<<<<
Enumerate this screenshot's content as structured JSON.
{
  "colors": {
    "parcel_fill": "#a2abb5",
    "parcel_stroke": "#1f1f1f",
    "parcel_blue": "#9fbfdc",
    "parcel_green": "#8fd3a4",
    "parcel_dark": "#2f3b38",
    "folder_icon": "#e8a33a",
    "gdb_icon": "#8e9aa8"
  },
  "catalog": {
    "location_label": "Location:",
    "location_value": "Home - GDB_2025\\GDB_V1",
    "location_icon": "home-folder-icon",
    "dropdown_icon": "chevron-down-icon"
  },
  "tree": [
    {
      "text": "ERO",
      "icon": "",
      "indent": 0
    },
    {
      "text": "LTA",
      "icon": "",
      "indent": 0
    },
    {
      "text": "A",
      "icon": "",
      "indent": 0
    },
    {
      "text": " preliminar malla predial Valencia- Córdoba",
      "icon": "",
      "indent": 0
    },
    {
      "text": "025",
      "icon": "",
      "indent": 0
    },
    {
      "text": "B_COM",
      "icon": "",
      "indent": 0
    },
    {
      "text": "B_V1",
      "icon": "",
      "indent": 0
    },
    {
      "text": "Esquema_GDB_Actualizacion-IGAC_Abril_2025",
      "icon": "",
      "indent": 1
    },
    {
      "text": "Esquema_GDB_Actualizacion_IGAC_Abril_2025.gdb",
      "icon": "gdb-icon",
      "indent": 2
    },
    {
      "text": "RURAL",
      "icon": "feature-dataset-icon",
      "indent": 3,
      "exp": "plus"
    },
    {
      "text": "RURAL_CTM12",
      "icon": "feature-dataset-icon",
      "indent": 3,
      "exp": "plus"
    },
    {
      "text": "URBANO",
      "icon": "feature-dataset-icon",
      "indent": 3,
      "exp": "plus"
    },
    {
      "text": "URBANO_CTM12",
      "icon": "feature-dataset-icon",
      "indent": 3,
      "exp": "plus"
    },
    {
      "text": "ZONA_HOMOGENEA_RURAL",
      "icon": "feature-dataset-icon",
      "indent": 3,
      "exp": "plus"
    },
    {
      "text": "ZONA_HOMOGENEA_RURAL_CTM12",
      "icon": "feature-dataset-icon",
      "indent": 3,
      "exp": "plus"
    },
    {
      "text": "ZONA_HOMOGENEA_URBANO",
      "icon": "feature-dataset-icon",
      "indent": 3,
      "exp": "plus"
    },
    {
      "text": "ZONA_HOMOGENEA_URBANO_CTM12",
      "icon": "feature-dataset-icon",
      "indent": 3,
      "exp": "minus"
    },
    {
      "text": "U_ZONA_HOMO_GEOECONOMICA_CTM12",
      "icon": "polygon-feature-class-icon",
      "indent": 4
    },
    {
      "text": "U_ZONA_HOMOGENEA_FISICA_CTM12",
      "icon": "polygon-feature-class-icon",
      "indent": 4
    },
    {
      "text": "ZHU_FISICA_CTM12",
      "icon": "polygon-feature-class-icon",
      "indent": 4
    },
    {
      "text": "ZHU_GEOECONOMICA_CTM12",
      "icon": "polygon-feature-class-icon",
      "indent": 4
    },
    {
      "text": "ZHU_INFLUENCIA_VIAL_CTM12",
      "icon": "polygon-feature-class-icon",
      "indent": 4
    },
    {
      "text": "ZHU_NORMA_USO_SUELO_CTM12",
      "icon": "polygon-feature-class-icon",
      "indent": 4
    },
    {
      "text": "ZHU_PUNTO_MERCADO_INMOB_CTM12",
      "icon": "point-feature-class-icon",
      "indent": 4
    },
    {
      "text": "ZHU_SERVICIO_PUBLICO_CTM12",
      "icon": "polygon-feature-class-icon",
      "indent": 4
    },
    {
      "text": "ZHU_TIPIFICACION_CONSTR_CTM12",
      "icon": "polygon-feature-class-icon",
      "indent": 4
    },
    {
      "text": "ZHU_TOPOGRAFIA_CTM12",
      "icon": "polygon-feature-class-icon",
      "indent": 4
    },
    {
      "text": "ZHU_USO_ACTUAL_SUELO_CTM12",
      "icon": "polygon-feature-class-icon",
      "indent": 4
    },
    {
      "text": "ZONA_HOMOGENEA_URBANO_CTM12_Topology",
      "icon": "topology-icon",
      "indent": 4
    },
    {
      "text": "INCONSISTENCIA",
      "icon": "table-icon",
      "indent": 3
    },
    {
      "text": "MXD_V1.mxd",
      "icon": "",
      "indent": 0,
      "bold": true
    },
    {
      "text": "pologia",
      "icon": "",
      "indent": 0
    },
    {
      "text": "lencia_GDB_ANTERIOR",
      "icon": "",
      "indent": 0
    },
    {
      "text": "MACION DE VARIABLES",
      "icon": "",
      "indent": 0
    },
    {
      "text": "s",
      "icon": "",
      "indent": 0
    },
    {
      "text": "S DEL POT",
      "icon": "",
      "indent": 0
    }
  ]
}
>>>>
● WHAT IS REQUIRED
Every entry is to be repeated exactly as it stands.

● SOLUTION FOR THIS TASK
Enumerate this screenshot's content as structured JSON.
{
  "colors": {
    "parcel_fill": "#a2abb5",
    "parcel_stroke": "#1f1f1f",
    "parcel_blue": "#9fbfdc",
    "parcel_green": "#8fd3a4",
    "parcel_dark": "#2f3b38",
    "folder_icon": "#e8a33a",
    "gdb_icon": "#8e9aa8"
  },
  "catalog": {
    "location_label": "Location:",
    "location_value": "Home - GDB_2025\\GDB_V1",
    "location_icon": "home-folder-icon",
    "dropdown_icon": "chevron-down-icon"
  },
  "tree": [
    {
      "text": "ERO",
      "icon": "",
      "indent": 0
    },
    {
      "text": "LTA",
      "icon": "",
      "indent": 0
    },
    {
      "text": "A",
      "icon": "",
      "indent": 0
    },
    {
      "text": " preliminar malla predial Valencia- Córdoba",
      "icon": "",
      "indent": 0
    },
    {
      "text": "025",
      "icon": "",
      "indent": 0
    },
    {
      "text": "B_COM",
      "icon": "",
      "indent": 0
    },
    {
      "text": "B_V1",
      "icon": "",
      "indent": 0
    },
    {
      "text": "Esquema_GDB_Actualizacion-IGAC_Abril_2025",
      "icon": "",
      "indent": 1
    },
    {
      "text": "Esquema_GDB_Actualizacion_IGAC_Abril_2025.gdb",
      "icon": "gdb-icon",
      "indent": 2
    },
    {
      "text": "RURAL",
      "icon": "feature-dataset-icon",
      "indent": 3,
      "exp": "plus"
    },
    {
      "text": "RURAL_CTM12",
      "icon": "feature-dataset-icon",
      "indent": 3,
      "exp": "plus"
    },
    {
      "text": "URBANO",
      "icon": "feature-dataset-icon",
      "indent": 3,
      "exp": "plus"
    },
    {
      "text": "URBANO_CTM12",
      "icon": "feature-dataset-icon",
      "indent": 3,
      "exp": "plus"
    },
    {
      "text": "ZONA_HOMOGENEA_RURAL",
      "icon": "feature-dataset-icon",
      "indent": 3,
      "exp": "plus"
    },
    {
      "text": "ZONA_HOMOGENEA_RURAL_CTM12",
      "icon": "feature-dataset-icon",
      "indent": 3,
      "exp": "plus"
    },
    {
      "text": "ZONA_HOMOGENEA_URBANO",
      "icon": "feature-dataset-icon",
      "indent": 3,
      "exp": "plus"
    },
    {
      "text": "ZONA_HOMOGENEA_URBANO_CTM12",
      "icon": "feature-dataset-icon",
      "indent": 3,
      "exp": "minus"
    },
    {
      "text": "U_ZONA_HOMO_GEOECONOMICA_CTM12",
      "icon": "polygon-feature-class-icon",
      "indent": 4
    },
    {
      "text": "U_ZONA_HOMOGENEA_FISICA_CTM12",
      "icon": "polygon-feature-class-icon",
      "indent": 4
    },
    {
      "text": "ZHU_FISICA_CTM12",
      "icon": "polygon-feature-class-icon",
      "indent": 4
    },
    {
      "text": "ZHU_GEOECONOMICA_CTM12",
      "icon": "polygon-feature-class-icon",
      "indent": 4
    },
    {
      "text": "ZHU_INFLUENCIA_VIAL_CTM12",
      "icon": "polygon-feature-class-icon",
      "indent": 4
    },
    {
      "text": "ZHU_NORMA_USO_SUELO_CTM12",
      "icon": "polygon-feature-class-icon",
      "indent": 4
    },
    {
      "text": "ZHU_PUNTO_MERCADO_INMOB_CTM12",
      "icon": "point-feature-class-icon",
      "indent": 4
    },
    {
      "text": "ZHU_SERVICIO_PUBLICO_CTM12",
      "icon": "polygon-feature-class-icon",
      "indent": 4
    },
    {
      "text": "ZHU_TIPIFICACION_CONSTR_CTM12",
      "icon": "polygon-feature-class-icon",
      "indent": 4
    },
    {
      "text": "ZHU_TOPOGRAFIA_CTM12",
      "icon": "polygon-feature-class-icon",
      "indent": 4
    },
    {
      "text": "ZHU_USO_ACTUAL_SUELO_CTM12",
      "icon": "polygon-feature-class-icon",
      "indent": 4
    },
    {
      "text": "ZONA_HOMOGENEA_URBANO_CTM12_Topology",
      "icon": "topology-icon",
      "indent": 4
    },
    {
      "text": "INCONSISTENCIA",
      "icon": "table-icon",
      "indent": 3
    },
    {
      "text": "MXD_V1.mxd",
      "icon": "",
      "indent": 0,
      "bold": true
    },
    {
      "text": "pologia",
      "icon": "",
      "indent": 0
    },
    {
      "text": "lencia_GDB_ANTERIOR",
      "icon": "",
      "indent": 0
    },
    {
      "text": "MACION DE VARIABLES",
      "icon": "",
      "indent": 0
    },
    {
      "text": "s",
      "icon": "",
      "indent": 0
    },
    {
      "text": "S DEL POT",
      "icon": "",
      "indent": 0
    }
  ]
}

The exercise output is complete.